This is part of the Scalarama film season. You can find all the details for the September screenings if you click on the link here

Here is the Whitechapel Gallery introduction to today's event:
A rare 16mm screening of Alan Clarke’s remarkable 1974 BBC Play for Today, one of the masterworks of British television drama. The screening will be introduced by its writer, David Rudkin, who will also be in conversation. The afternoon is opened with live music by multi-instrumentalist Bird Radio. The event also marks the launch of The Edge Is Where the Centre Is, a major new book exploring the making of the film, edited by Sukhdev Sandhu and published in association with Seen Studio.

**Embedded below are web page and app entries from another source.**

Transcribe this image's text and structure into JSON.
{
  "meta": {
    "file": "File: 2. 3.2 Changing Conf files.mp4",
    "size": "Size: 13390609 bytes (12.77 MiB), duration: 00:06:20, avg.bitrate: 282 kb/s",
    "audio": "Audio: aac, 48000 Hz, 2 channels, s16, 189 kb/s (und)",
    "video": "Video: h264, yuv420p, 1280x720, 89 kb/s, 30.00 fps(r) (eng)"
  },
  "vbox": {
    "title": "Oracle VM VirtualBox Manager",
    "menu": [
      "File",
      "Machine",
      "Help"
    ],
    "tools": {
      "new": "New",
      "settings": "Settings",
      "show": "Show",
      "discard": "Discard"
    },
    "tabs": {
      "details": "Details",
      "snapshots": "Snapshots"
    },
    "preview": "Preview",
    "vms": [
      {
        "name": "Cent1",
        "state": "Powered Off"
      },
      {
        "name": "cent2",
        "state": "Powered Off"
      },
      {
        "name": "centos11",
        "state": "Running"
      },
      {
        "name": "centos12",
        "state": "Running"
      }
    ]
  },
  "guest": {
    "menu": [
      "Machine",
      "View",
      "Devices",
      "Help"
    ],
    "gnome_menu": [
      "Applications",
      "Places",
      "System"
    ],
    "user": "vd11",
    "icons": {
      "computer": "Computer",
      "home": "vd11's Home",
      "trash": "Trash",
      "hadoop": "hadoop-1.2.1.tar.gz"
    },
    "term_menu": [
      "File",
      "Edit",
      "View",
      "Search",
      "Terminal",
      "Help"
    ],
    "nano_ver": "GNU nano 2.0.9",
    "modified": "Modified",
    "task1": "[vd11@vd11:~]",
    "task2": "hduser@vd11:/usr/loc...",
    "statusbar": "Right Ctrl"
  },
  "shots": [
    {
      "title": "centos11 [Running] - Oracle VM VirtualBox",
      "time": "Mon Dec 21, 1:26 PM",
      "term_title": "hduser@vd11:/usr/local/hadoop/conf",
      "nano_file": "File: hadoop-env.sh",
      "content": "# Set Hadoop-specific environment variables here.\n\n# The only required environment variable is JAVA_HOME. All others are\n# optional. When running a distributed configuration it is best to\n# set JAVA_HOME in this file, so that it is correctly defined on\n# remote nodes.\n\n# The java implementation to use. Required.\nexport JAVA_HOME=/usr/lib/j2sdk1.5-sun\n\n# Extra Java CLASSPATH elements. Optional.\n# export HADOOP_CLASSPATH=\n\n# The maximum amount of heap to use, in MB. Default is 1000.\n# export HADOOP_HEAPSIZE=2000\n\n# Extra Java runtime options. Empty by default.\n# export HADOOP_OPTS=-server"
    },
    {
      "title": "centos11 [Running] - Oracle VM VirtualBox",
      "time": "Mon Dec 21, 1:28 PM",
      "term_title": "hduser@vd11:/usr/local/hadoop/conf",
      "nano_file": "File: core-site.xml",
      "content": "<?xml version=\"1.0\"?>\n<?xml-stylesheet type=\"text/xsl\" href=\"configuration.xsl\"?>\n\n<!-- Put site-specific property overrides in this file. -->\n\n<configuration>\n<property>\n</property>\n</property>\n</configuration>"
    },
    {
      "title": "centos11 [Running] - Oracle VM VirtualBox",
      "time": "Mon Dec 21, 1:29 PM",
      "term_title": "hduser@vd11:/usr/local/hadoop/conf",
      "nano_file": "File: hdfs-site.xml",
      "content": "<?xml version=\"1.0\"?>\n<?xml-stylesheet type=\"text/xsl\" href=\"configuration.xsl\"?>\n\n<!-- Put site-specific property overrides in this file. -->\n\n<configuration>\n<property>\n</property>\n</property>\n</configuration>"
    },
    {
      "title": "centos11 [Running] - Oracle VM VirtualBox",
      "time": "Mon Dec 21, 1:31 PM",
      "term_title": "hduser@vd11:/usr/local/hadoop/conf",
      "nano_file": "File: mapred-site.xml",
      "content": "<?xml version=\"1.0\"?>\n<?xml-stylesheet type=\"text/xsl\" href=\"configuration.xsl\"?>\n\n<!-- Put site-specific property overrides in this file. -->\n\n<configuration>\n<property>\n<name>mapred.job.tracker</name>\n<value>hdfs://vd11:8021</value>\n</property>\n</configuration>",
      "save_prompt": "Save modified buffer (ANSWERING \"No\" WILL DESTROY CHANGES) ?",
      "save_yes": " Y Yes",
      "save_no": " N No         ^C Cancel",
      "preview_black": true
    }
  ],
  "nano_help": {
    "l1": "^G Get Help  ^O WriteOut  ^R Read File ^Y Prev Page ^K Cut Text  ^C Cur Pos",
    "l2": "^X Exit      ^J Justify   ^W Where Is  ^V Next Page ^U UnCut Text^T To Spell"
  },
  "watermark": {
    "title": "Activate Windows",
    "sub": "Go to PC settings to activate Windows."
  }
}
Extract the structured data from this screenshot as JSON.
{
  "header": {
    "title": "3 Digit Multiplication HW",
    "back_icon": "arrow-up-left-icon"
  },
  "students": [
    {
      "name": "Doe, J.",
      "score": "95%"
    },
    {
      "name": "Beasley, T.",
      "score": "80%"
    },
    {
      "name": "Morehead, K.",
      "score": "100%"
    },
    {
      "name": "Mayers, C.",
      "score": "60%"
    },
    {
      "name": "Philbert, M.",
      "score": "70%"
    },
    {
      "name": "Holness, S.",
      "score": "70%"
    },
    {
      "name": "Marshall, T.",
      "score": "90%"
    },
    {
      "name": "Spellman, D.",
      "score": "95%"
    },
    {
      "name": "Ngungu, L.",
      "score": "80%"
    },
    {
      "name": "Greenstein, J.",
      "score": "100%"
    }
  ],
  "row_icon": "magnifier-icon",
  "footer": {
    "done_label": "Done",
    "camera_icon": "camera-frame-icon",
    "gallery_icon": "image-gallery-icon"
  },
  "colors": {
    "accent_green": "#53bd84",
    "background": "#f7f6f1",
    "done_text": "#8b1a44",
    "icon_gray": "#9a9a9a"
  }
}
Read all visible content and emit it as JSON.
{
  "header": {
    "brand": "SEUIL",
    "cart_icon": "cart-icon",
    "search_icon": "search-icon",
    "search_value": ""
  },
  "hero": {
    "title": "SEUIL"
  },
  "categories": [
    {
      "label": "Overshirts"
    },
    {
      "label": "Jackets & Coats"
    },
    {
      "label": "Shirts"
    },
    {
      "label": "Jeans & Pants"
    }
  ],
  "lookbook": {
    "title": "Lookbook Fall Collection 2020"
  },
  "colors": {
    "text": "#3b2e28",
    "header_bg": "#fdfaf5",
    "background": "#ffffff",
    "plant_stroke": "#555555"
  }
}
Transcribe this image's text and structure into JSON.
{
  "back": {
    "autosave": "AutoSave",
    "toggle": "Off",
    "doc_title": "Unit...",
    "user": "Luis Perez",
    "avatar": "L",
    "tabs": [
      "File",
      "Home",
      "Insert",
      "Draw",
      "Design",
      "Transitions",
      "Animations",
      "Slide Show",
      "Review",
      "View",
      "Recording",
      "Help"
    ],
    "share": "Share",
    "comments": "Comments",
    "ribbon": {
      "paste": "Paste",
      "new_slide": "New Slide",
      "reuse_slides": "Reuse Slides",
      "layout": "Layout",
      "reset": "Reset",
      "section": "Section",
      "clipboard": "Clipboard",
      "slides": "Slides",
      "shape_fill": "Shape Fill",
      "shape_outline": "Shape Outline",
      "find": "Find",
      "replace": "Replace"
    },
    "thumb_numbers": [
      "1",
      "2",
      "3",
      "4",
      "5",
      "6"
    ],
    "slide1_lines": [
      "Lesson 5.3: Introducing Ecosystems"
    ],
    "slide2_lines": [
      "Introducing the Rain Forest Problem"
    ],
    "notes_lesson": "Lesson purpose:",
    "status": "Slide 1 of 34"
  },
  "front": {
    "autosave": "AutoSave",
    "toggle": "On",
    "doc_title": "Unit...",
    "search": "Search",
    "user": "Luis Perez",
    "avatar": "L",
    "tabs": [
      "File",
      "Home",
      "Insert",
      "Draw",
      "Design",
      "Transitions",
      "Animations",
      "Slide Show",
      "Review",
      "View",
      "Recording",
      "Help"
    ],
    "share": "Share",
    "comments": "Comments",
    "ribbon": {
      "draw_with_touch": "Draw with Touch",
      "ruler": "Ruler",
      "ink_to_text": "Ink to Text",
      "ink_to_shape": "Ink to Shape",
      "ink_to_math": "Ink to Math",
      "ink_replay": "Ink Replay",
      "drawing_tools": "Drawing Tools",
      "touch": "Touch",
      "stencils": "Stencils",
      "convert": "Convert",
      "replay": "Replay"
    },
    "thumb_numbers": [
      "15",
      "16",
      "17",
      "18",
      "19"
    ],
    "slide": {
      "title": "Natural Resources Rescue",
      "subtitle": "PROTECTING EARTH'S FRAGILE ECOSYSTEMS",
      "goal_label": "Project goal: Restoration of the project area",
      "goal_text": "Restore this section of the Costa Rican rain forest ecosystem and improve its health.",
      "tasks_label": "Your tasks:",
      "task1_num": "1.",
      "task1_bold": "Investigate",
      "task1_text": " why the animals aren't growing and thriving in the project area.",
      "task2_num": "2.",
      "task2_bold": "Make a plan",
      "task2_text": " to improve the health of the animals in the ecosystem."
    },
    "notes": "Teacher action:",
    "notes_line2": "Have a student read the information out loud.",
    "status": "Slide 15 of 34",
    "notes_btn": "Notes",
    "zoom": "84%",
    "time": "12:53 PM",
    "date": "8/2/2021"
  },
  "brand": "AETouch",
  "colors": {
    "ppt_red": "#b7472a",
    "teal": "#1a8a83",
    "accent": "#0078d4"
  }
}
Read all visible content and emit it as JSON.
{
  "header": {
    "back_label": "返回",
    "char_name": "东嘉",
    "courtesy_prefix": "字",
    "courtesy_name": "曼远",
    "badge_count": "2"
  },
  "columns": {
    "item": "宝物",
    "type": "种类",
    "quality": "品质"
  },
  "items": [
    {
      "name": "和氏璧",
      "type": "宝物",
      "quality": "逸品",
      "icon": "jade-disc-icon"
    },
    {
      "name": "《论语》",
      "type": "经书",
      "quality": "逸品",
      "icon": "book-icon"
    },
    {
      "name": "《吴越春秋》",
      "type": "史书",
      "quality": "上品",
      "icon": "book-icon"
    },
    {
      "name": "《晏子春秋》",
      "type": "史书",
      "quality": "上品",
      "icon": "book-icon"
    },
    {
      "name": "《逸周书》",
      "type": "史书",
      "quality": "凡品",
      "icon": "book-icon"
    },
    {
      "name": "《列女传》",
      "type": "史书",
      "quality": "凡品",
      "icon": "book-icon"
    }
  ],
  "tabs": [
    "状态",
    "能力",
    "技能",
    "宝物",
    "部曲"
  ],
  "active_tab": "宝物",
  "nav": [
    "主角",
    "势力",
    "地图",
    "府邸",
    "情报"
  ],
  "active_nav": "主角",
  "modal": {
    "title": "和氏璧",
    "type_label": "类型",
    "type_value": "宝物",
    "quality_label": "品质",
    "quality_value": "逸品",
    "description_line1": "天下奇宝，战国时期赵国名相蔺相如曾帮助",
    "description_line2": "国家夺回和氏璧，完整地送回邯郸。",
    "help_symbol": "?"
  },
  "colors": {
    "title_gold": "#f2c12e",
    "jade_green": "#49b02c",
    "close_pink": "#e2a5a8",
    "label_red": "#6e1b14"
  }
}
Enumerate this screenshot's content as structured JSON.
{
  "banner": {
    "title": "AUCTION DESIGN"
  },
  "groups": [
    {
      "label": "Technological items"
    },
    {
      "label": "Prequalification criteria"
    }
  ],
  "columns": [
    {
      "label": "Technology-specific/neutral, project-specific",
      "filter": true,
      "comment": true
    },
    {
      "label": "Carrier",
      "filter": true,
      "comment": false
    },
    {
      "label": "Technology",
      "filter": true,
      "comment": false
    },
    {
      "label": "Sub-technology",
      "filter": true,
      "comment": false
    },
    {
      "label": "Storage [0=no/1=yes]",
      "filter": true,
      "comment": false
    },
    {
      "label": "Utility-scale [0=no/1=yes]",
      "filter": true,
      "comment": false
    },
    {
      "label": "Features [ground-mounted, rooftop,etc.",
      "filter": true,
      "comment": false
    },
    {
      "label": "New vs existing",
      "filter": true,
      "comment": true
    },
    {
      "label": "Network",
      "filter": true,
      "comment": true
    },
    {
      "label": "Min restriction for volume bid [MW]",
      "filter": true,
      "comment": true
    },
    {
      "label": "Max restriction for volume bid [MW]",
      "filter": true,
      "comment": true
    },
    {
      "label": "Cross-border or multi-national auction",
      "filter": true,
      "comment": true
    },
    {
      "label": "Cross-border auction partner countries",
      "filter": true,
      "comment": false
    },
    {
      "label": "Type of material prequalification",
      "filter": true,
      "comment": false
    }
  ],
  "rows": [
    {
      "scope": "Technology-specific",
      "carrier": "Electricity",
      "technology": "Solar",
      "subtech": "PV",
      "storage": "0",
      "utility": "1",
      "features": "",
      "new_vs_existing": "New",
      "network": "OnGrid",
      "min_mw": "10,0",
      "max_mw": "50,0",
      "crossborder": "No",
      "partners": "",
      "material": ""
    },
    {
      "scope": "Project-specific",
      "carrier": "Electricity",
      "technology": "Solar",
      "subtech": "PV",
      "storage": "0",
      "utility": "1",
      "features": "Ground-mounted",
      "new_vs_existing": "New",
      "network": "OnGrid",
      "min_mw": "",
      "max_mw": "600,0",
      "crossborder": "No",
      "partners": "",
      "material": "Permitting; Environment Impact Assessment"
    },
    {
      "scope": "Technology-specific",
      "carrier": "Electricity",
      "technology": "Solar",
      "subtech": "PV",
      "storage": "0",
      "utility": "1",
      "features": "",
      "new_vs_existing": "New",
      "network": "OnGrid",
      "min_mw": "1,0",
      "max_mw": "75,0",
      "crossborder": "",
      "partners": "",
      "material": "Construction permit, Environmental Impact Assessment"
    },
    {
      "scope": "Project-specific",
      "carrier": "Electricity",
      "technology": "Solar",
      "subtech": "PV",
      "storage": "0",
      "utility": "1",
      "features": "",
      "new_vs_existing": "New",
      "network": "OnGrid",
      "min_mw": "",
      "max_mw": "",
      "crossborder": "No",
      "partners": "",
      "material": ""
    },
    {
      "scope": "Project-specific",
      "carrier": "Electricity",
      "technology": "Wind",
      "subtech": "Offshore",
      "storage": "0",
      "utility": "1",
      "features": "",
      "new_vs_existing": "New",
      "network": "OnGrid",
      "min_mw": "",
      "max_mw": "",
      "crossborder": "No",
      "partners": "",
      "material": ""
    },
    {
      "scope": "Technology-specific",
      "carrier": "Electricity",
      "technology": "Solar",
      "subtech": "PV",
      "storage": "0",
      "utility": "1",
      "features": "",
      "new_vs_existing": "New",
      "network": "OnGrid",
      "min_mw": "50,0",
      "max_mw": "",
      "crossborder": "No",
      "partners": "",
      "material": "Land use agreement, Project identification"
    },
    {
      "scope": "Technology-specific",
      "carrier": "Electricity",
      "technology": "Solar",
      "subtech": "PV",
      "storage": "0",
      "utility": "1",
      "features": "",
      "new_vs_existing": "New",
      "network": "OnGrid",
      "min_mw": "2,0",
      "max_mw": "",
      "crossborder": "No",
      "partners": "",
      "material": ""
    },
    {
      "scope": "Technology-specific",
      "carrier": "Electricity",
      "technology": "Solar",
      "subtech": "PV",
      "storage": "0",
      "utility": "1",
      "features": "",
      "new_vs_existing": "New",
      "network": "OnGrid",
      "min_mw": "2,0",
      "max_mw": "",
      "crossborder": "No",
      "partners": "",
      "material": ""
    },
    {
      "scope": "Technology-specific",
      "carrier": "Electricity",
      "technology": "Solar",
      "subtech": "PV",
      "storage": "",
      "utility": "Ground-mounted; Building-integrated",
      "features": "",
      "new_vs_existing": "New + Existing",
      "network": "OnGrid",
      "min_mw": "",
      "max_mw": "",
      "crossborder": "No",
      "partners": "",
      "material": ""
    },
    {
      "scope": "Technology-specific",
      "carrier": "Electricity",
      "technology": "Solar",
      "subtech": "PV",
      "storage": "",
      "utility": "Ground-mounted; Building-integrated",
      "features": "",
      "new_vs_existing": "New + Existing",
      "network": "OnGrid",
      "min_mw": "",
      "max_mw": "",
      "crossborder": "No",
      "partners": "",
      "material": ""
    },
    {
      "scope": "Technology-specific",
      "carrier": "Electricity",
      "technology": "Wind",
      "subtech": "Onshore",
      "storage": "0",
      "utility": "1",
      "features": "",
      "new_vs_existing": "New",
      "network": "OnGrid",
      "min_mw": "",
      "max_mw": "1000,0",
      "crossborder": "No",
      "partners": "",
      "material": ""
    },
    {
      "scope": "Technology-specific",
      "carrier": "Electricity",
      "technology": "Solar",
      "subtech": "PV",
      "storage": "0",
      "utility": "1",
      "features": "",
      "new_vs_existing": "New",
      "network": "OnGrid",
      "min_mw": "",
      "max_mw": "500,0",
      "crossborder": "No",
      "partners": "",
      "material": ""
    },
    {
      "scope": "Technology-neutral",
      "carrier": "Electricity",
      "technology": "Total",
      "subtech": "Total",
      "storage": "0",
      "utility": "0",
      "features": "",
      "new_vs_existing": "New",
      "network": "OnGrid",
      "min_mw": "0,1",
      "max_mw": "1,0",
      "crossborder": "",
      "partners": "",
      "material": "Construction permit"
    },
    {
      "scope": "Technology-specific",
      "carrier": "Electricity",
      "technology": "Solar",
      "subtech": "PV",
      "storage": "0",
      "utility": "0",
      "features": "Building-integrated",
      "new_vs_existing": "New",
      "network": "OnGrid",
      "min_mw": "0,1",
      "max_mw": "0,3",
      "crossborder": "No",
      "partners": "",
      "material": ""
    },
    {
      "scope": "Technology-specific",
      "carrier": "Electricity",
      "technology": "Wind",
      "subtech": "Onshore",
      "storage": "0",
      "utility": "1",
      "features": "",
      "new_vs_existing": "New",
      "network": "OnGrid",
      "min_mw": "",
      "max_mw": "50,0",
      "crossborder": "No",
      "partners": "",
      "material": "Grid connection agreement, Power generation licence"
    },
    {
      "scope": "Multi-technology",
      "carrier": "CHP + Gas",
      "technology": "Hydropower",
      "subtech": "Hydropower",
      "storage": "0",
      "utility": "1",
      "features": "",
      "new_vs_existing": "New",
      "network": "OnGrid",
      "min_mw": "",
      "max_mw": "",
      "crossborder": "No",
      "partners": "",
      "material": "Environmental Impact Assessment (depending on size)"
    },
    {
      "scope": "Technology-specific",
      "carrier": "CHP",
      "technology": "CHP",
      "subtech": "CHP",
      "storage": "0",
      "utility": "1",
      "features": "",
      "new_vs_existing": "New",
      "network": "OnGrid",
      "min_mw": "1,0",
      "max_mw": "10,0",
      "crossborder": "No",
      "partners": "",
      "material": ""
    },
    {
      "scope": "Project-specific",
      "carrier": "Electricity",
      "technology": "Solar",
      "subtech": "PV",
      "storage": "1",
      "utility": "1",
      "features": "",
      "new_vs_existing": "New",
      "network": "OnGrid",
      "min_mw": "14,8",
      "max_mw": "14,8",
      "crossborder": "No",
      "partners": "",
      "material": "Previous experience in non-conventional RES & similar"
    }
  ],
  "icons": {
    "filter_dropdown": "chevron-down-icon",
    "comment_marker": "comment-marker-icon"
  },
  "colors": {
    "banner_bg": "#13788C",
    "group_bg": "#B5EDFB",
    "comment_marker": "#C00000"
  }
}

Time Out review of Penda's Fen (the magazine voted the film at No76 in their top 100 British films list here):
This remarkable feature length television film – commissioned for the legendary 1970s ‘Play for Today’ single drama series – is often described as a step ‘off piste’ for its director Alan Clarke. That’s a misleading reading, however. The work’s qualities of resistance, questioning and personal and public transformation are entirely in keeping with the normally urban-centric filmmaker’s milieu. But the real credit lies with its writer David Rudkin. An astonishing playwright with a visionary reach and a genuine sense of ‘deep England’ and its radical potential, Rudkin here crafts a multi-layered reading of contemporary society and its personal, social, sexual, psychic and metaphysical fault lines. Fusing Elgar’s ‘Dream of Gerontius’ with a heightened socialism of vibrantly localist empathy, and pagan belief systems with pre-Norman histories and a seriously committed – and prescient – ecological awareness, ‘Penda’s Fen’ is a unique and important statement, rumoured soon – finally – to be available on DVD
Gareth Evans

Here (and above) is a pretty terrifying extract.